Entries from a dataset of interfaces
=== Section Start ===
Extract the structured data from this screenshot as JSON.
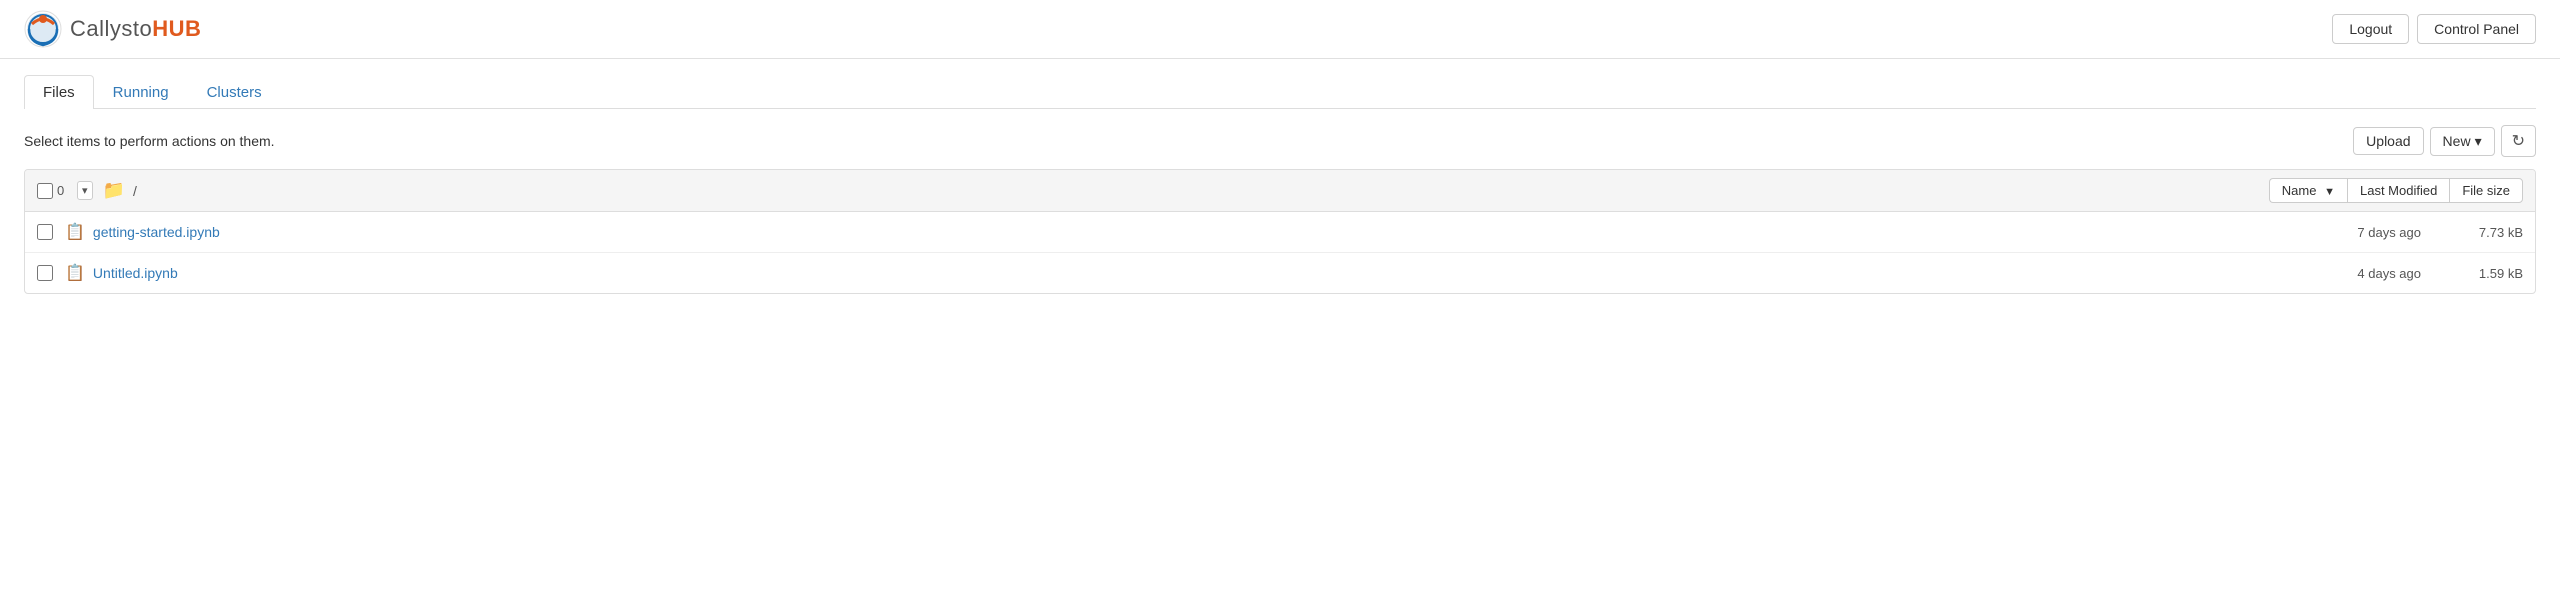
{
  "header": {
    "logo_callysto": "Callysto",
    "logo_hub": "HUB",
    "logout_label": "Logout",
    "control_panel_label": "Control Panel"
  },
  "tabs": [
    {
      "id": "files",
      "label": "Files",
      "active": true
    },
    {
      "id": "running",
      "label": "Running",
      "active": false
    },
    {
      "id": "clusters",
      "label": "Clusters",
      "active": false
    }
  ],
  "toolbar": {
    "select_text": "Select items to perform actions on them.",
    "upload_label": "Upload",
    "new_label": "New",
    "refresh_label": "↻"
  },
  "file_list": {
    "count": "0",
    "breadcrumb": "/",
    "columns": {
      "name": "Name",
      "last_modified": "Last Modified",
      "file_size": "File size"
    },
    "files": [
      {
        "name": "getting-started.ipynb",
        "date": "7 days ago",
        "size": "7.73 kB"
      },
      {
        "name": "Untitled.ipynb",
        "date": "4 days ago",
        "size": "1.59 kB"
      }
    ]
  }
}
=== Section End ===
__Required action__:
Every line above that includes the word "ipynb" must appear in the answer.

__Exercise response__:
        "name": "getting-started.ipynb",
        "name": "Untitled.ipynb",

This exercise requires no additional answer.